## PROMPT
The answer should be an exact copy of the data.

───── SOURCE MATERIAL

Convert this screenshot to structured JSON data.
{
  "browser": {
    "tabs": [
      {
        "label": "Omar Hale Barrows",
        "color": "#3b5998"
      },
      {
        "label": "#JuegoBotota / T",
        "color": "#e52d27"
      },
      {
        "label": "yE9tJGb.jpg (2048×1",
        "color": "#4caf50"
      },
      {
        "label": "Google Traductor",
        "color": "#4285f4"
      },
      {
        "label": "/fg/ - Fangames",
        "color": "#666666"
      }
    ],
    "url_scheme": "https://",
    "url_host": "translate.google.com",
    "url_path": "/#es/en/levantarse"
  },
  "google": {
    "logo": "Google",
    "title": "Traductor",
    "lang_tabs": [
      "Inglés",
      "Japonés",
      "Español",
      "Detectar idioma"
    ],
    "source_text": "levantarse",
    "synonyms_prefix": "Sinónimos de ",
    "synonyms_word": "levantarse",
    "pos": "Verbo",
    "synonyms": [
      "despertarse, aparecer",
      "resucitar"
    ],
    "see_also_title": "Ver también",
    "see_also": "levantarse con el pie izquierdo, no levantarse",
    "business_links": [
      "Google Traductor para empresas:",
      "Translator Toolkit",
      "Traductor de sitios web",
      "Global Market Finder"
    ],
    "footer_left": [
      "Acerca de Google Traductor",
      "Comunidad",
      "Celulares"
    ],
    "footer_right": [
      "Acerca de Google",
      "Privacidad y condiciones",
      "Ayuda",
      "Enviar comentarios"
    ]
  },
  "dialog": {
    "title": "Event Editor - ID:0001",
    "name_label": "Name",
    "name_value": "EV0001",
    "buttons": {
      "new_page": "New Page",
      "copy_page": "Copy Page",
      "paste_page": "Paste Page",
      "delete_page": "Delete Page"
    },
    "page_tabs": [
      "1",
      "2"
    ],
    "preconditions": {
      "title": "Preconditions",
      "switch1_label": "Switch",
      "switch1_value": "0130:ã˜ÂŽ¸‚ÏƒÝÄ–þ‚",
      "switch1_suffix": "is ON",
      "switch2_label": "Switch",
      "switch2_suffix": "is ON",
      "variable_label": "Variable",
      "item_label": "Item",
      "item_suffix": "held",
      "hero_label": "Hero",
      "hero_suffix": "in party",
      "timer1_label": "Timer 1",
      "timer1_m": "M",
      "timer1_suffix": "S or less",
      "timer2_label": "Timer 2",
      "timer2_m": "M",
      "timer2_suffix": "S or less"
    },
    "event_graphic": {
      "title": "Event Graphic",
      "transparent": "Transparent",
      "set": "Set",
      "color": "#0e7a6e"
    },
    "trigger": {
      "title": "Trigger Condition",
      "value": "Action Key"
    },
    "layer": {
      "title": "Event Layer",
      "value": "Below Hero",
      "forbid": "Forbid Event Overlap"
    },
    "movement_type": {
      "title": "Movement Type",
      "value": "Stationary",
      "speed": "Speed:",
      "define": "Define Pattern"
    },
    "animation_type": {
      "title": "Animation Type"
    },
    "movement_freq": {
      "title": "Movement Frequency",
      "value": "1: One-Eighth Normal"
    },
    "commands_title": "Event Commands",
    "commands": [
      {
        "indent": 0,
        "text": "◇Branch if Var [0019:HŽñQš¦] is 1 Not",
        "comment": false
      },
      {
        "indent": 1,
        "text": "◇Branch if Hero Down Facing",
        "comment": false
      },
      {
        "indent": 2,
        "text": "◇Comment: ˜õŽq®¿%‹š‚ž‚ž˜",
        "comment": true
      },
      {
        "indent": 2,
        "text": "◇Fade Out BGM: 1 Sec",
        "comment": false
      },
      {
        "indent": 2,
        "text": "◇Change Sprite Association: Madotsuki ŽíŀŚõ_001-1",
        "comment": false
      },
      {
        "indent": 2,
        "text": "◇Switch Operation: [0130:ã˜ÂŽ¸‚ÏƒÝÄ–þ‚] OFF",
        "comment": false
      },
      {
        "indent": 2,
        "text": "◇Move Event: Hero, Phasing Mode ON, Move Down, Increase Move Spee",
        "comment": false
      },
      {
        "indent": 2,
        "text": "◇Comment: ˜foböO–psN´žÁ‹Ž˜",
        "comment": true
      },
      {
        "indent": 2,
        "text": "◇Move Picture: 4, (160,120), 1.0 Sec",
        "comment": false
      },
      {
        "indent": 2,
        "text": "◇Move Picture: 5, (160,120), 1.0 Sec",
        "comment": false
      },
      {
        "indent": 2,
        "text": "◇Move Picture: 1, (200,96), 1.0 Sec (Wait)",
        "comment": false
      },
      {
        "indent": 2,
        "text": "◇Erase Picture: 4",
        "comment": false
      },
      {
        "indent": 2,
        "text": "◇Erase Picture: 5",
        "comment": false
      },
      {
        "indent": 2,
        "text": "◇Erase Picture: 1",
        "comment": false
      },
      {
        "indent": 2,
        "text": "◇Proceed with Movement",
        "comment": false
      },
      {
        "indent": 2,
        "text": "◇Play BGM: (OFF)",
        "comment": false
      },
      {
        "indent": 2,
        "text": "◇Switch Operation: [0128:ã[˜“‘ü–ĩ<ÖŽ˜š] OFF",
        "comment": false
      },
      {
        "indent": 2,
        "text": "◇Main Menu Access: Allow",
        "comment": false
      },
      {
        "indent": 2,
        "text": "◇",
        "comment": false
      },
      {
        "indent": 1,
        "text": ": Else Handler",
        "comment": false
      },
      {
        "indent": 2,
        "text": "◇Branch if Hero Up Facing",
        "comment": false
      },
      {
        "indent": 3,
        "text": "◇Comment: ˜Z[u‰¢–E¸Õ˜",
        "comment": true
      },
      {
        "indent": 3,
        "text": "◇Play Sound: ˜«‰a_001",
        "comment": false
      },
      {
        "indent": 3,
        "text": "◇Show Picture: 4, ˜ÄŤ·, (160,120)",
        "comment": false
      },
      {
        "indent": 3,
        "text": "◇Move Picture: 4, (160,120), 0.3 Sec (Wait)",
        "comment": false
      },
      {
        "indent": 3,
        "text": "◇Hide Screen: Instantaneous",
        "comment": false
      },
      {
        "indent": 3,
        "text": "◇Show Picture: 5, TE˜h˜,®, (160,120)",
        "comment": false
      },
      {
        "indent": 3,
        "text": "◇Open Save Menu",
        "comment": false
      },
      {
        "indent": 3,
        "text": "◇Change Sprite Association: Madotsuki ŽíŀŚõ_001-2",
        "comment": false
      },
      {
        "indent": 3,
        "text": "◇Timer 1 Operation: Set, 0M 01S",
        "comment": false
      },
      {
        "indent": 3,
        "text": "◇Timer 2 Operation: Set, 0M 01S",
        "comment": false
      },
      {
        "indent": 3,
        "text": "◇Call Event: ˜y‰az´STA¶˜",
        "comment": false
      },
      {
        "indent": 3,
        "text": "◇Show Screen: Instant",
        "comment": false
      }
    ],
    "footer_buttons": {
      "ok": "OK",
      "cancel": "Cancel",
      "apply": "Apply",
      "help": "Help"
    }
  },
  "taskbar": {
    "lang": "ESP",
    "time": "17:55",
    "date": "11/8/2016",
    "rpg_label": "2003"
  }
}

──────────

## REPLY TO THE TASK
Convert this screenshot to structured JSON data.
{
  "browser": {
    "tabs": [
      {
        "label": "Omar Hale Barrows",
        "color": "#3b5998"
      },
      {
        "label": "#JuegoBotota / T",
        "color": "#e52d27"
      },
      {
        "label": "yE9tJGb.jpg (2048×1",
        "color": "#4caf50"
      },
      {
        "label": "Google Traductor",
        "color": "#4285f4"
      },
      {
        "label": "/fg/ - Fangames",
        "color": "#666666"
      }
    ],
    "url_scheme": "https://",
    "url_host": "translate.google.com",
    "url_path": "/#es/en/levantarse"
  },
  "google": {
    "logo": "Google",
    "title": "Traductor",
    "lang_tabs": [
      "Inglés",
      "Japonés",
      "Español",
      "Detectar idioma"
    ],
    "source_text": "levantarse",
    "synonyms_prefix": "Sinónimos de ",
    "synonyms_word": "levantarse",
    "pos": "Verbo",
    "synonyms": [
      "despertarse, aparecer",
      "resucitar"
    ],
    "see_also_title": "Ver también",
    "see_also": "levantarse con el pie izquierdo, no levantarse",
    "business_links": [
      "Google Traductor para empresas:",
      "Translator Toolkit",
      "Traductor de sitios web",
      "Global Market Finder"
    ],
    "footer_left": [
      "Acerca de Google Traductor",
      "Comunidad",
      "Celulares"
    ],
    "footer_right": [
      "Acerca de Google",
      "Privacidad y condiciones",
      "Ayuda",
      "Enviar comentarios"
    ]
  },
  "dialog": {
    "title": "Event Editor - ID:0001",
    "name_label": "Name",
    "name_value": "EV0001",
    "buttons": {
      "new_page": "New Page",
      "copy_page": "Copy Page",
      "paste_page": "Paste Page",
      "delete_page": "Delete Page"
    },
    "page_tabs": [
      "1",
      "2"
    ],
    "preconditions": {
      "title": "Preconditions",
      "switch1_label": "Switch",
      "switch1_value": "0130:ã˜ÂŽ¸‚ÏƒÝÄ–þ‚",
      "switch1_suffix": "is ON",
      "switch2_label": "Switch",
      "switch2_suffix": "is ON",
      "variable_label": "Variable",
      "item_label": "Item",
      "item_suffix": "held",
      "hero_label": "Hero",
      "hero_suffix": "in party",
      "timer1_label": "Timer 1",
      "timer1_m": "M",
      "timer1_suffix": "S or less",
      "timer2_label": "Timer 2",
      "timer2_m": "M",
      "timer2_suffix": "S or less"
    },
    "event_graphic": {
      "title": "Event Graphic",
      "transparent": "Transparent",
      "set": "Set",
      "color": "#0e7a6e"
    },
    "trigger": {
      "title": "Trigger Condition",
      "value": "Action Key"
    },
    "layer": {
      "title": "Event Layer",
      "value": "Below Hero",
      "forbid": "Forbid Event Overlap"
    },
    "movement_type": {
      "title": "Movement Type",
      "value": "Stationary",
      "speed": "Speed:",
      "define": "Define Pattern"
    },
    "animation_type": {
      "title": "Animation Type"
    },
    "movement_freq": {
      "title": "Movement Frequency",
      "value": "1: One-Eighth Normal"
    },
    "commands_title": "Event Commands",
    "commands": [
      {
        "indent": 0,
        "text": "◇Branch if Var [0019:HŽñQš¦] is 1 Not",
        "comment": false
      },
      {
        "indent": 1,
        "text": "◇Branch if Hero Down Facing",
        "comment": false
      },
      {
        "indent": 2,
        "text": "◇Comment: ˜õŽq®¿%‹š‚ž‚ž˜",
        "comment": true
      },
      {
        "indent": 2,
        "text": "◇Fade Out BGM: 1 Sec",
        "comment": false
      },
      {
        "indent": 2,
        "text": "◇Change Sprite Association: Madotsuki ŽíŀŚõ_001-1",
        "comment": false
      },
      {
        "indent": 2,
        "text": "◇Switch Operation: [0130:ã˜ÂŽ¸‚ÏƒÝÄ–þ‚] OFF",
        "comment": false
      },
      {
        "indent": 2,
        "text": "◇Move Event: Hero, Phasing Mode ON, Move Down, Increase Move Spee",
        "comment": false
      },
      {
        "indent": 2,
        "text": "◇Comment: ˜foböO–psN´žÁ‹Ž˜",
        "comment": true
      },
      {
        "indent": 2,
        "text": "◇Move Picture: 4, (160,120), 1.0 Sec",
        "comment": false
      },
      {
        "indent": 2,
        "text": "◇Move Picture: 5, (160,120), 1.0 Sec",
        "comment": false
      },
      {
        "indent": 2,
        "text": "◇Move Picture: 1, (200,96), 1.0 Sec (Wait)",
        "comment": false
      },
      {
        "indent": 2,
        "text": "◇Erase Picture: 4",
        "comment": false
      },
      {
        "indent": 2,
        "text": "◇Erase Picture: 5",
        "comment": false
      },
      {
        "indent": 2,
        "text": "◇Erase Picture: 1",
        "comment": false
      },
      {
        "indent": 2,
        "text": "◇Proceed with Movement",
        "comment": false
      },
      {
        "indent": 2,
        "text": "◇Play BGM: (OFF)",
        "comment": false
      },
      {
        "indent": 2,
        "text": "◇Switch Operation: [0128:ã[˜“‘ü–ĩ<ÖŽ˜š] OFF",
        "comment": false
      },
      {
        "indent": 2,
        "text": "◇Main Menu Access: Allow",
        "comment": false
      },
      {
        "indent": 2,
        "text": "◇",
        "comment": false
      },
      {
        "indent": 1,
        "text": ": Else Handler",
        "comment": false
      },
      {
        "indent": 2,
        "text": "◇Branch if Hero Up Facing",
        "comment": false
      },
      {
        "indent": 3,
        "text": "◇Comment: ˜Z[u‰¢–E¸Õ˜",
        "comment": true
      },
      {
        "indent": 3,
        "text": "◇Play Sound: ˜«‰a_001",
        "comment": false
      },
      {
        "indent": 3,
        "text": "◇Show Picture: 4, ˜ÄŤ·, (160,120)",
        "comment": false
      },
      {
        "indent": 3,
        "text": "◇Move Picture: 4, (160,120), 0.3 Sec (Wait)",
        "comment": false
      },
      {
        "indent": 3,
        "text": "◇Hide Screen: Instantaneous",
        "comment": false
      },
      {
        "indent": 3,
        "text": "◇Show Picture: 5, TE˜h˜,®, (160,120)",
        "comment": false
      },
      {
        "indent": 3,
        "text": "◇Open Save Menu",
        "comment": false
      },
      {
        "indent": 3,
        "text": "◇Change Sprite Association: Madotsuki ŽíŀŚõ_001-2",
        "comment": false
      },
      {
        "indent": 3,
        "text": "◇Timer 1 Operation: Set, 0M 01S",
        "comment": false
      },
      {
        "indent": 3,
        "text": "◇Timer 2 Operation: Set, 0M 01S",
        "comment": false
      },
      {
        "indent": 3,
        "text": "◇Call Event: ˜y‰az´STA¶˜",
        "comment": false
      },
      {
        "indent": 3,
        "text": "◇Show Screen: Instant",
        "comment": false
      }
    ],
    "footer_buttons": {
      "ok": "OK",
      "cancel": "Cancel",
      "apply": "Apply",
      "help": "Help"
    }
  },
  "taskbar": {
    "lang": "ESP",
    "time": "17:55",
    "date": "11/8/2016",
    "rpg_label": "2003"
  }
}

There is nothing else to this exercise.